> **Exercise prompt**
Go through the records below and count every line containing "thumbs". Reply with the count alone.

-- Material for the task follows --

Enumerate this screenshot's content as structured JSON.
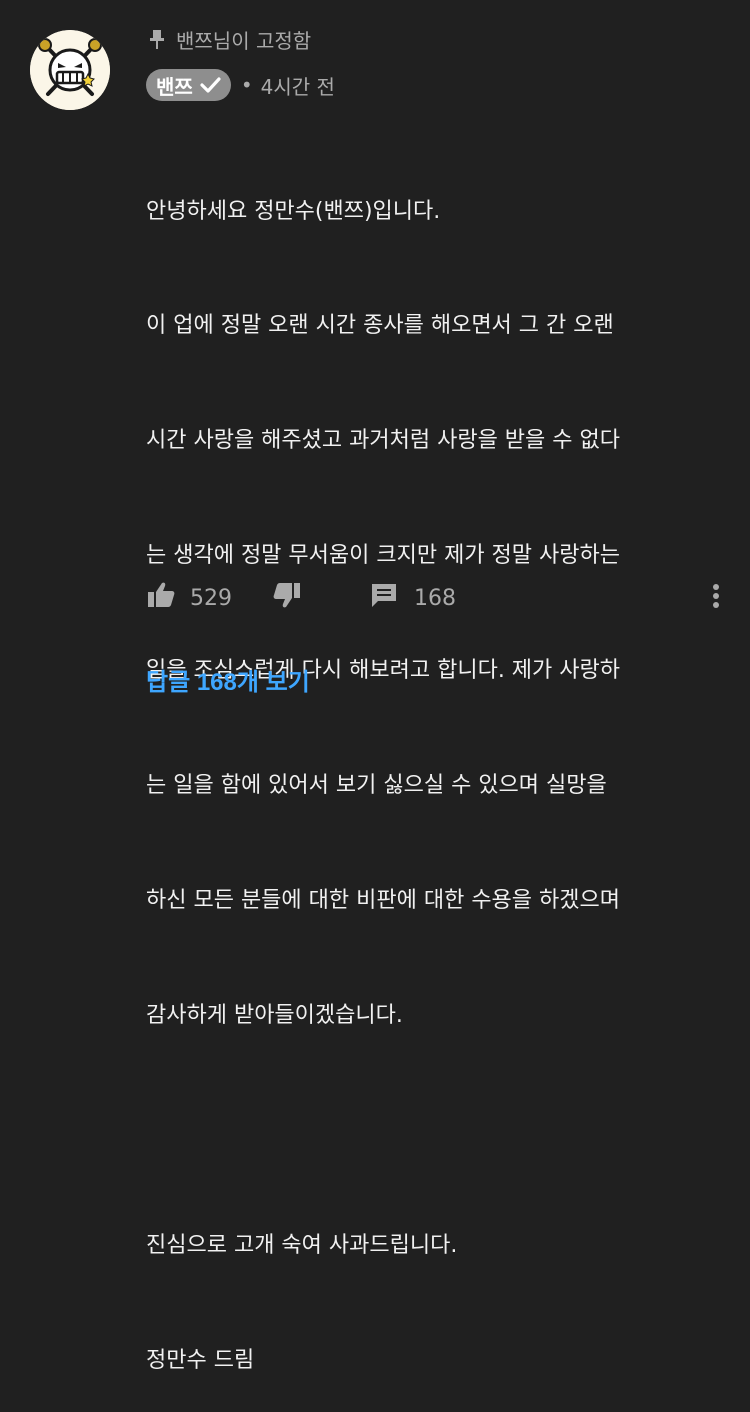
{
  "comment": {
    "pinned_label": "밴쯔님이 고정함",
    "author": "밴쯔",
    "timestamp": "4시간 전",
    "lines": [
      "안녕하세요 정만수(밴쯔)입니다.",
      "이 업에 정말 오랜 시간 종사를 해오면서 그 간 오랜",
      "시간 사랑을 해주셨고 과거처럼 사랑을 받을 수 없다",
      "는 생각에 정말 무서움이 크지만 제가 정말 사랑하는",
      "일을 조심스럽게 다시 해보려고 합니다. 제가 사랑하",
      "는 일을 함에 있어서 보기 싫으실 수 있으며 실망을",
      "하신 모든 분들에 대한 비판에 대한 수용을 하겠으며",
      "감사하게 받아들이겠습니다.",
      "",
      "진심으로 고개 숙여 사과드립니다.",
      "정만수 드림"
    ],
    "likes": "529",
    "reply_count": "168",
    "view_replies_label": "답글 168개 보기"
  },
  "colors": {
    "background": "#202020",
    "text": "#f1f1f1",
    "muted": "#aaaaaa",
    "badge": "#8e8e8e",
    "link": "#3ea6ff"
  },
  "icons": {
    "pin": "pin-icon",
    "verified": "check-icon",
    "like": "thumbs-up-icon",
    "dislike": "thumbs-down-icon",
    "reply": "comment-icon",
    "more": "more-vert-icon"
  }
}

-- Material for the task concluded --

> **Final answer**
2